“I don’t like people ripping the land up, plus I think it’s going to be bad for all the springs, the water systems,” Seth Byler, an Amish farrier in Pennsylvania told the Daily. And who knows what else it will cause?”
That’s a common sentiment among those in the Amish community. Having already heard tales of deceit on behalf of oil companies, there’s an apprehension to trust that the fracking business will leave their land in the same condition in which it was found.
“We don’t want huge gas companies coming here because of the heavy pollution, the traffic, and so much money,” Andy Miller, an Amish Pennsylvania resident told reporter Elizabeth Royte. “When money rules, a lot of bad things happen to a community.”
Miller sold his land years ago to Atlas, which was absorbed by Chevron in 2011. While the money he obtained through the settlement helped him carry out repairs on his house and land, the scene today on his land is nothing like what he expected — at the time he signed the agreement, he hadn’t a clue what hydraulic fracturing required. Now, the land is temporarily home to tanks, gas pipes, compressors, generators and produced water ponds.
“The money helped, but I wish I knew more of what to expect,” he told Royte.
While some are concerned, there are those making a profit off the oil companies, focusing on the short-term. The Amish community in Holmes County, Ohio formed a coalition to communicate with oil companies, drafting agreements on their terms.
It may give them the upfront cost they’re seeking, yet it’s still a situation of an Amish community dealing with large oil companies whose pockets are undeniably deeper than those whose lands they’re leasing.
Amish sitting on liquid gold
The oil companies’ business in Amish territory is just beginning. The 95,000-square-mile Marcellus Shale formation that stretches from Southern New York, through Pennsylvania, Ohio and West Virginia, is a highly desired, oil-rich stretch of land coveted by major oil companies. It’s rural areas are also home to the Amish.
By February 2011, there were already 5,800 permits for wells established in Pennsylvania, the heart of the Marcellus Shale formation. Amish America reported on Jan. 16, 2013 that fracking had already began to consume a small portion of the shale formation, found in New Wilmington, Penn., home to 3,000 Amish in 18 congregations. The going rate in New Wilmington, now, is $3,500 per acre.

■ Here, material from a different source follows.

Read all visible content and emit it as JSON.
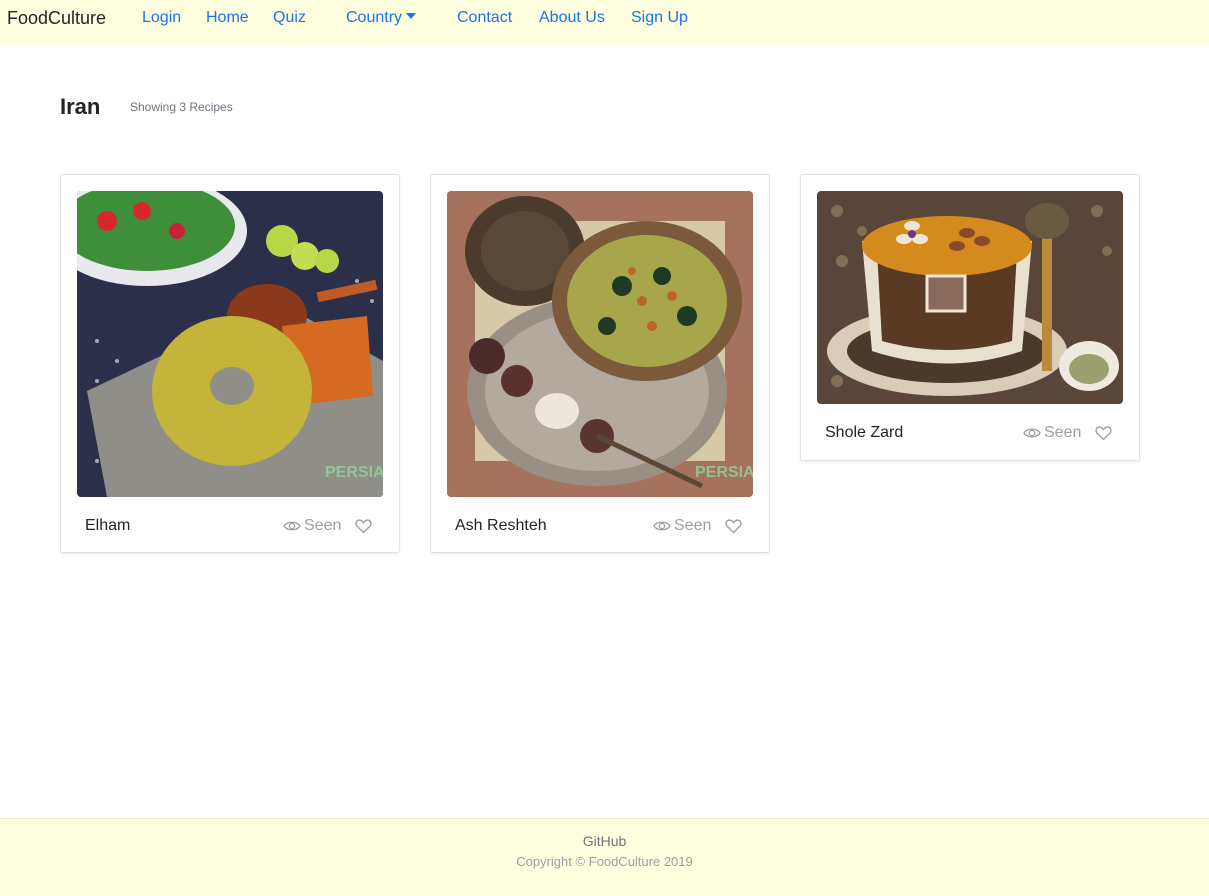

And while the Marcellus Shale has become the hotspot for fracking activity, it’s difficult to find an area throughout the nation that isn’t, in some way, tied to the industry. The Amish community in Southern Minnesota last summer joined environmental activists in their fight against the silica sand mining industry. The sand is a crucial component of the fracking process, used along with water and chemicals to break up formations thousands of feet underground, leading to the extraction of oil.
The Amish in Minnesota have a different battle. They’ve seen communities transformed, not through the mining of the sand, but through the construction that’s come along with it. Railroads, including the Farm2Rail, have proven disruptive to the Amish way of life, causing more than 3,000 members of the Amish community to rally on the side of environmentalists attempting to halt the sand mining.
If predictions regarding the future fracking in America are any indication, the U.S. is only beginning its fracking activity — and so are the Amish. According to the U.S. Energy Information Administration (EIA), the U.S. saw an increase in oil production of 760,000 barrels-per-day, putting the States on track to be world’s net exporter of oil within the next decade, even surpassing Saudi Arabia.
The oil is there, and oil companies are maneuvering their way around regulations and paying out landowners for the rights to drill. The Amish, living in the heartland of the oil fields, are likely to find themselves in the midst of the world of greed and consumption they’re trying to escape.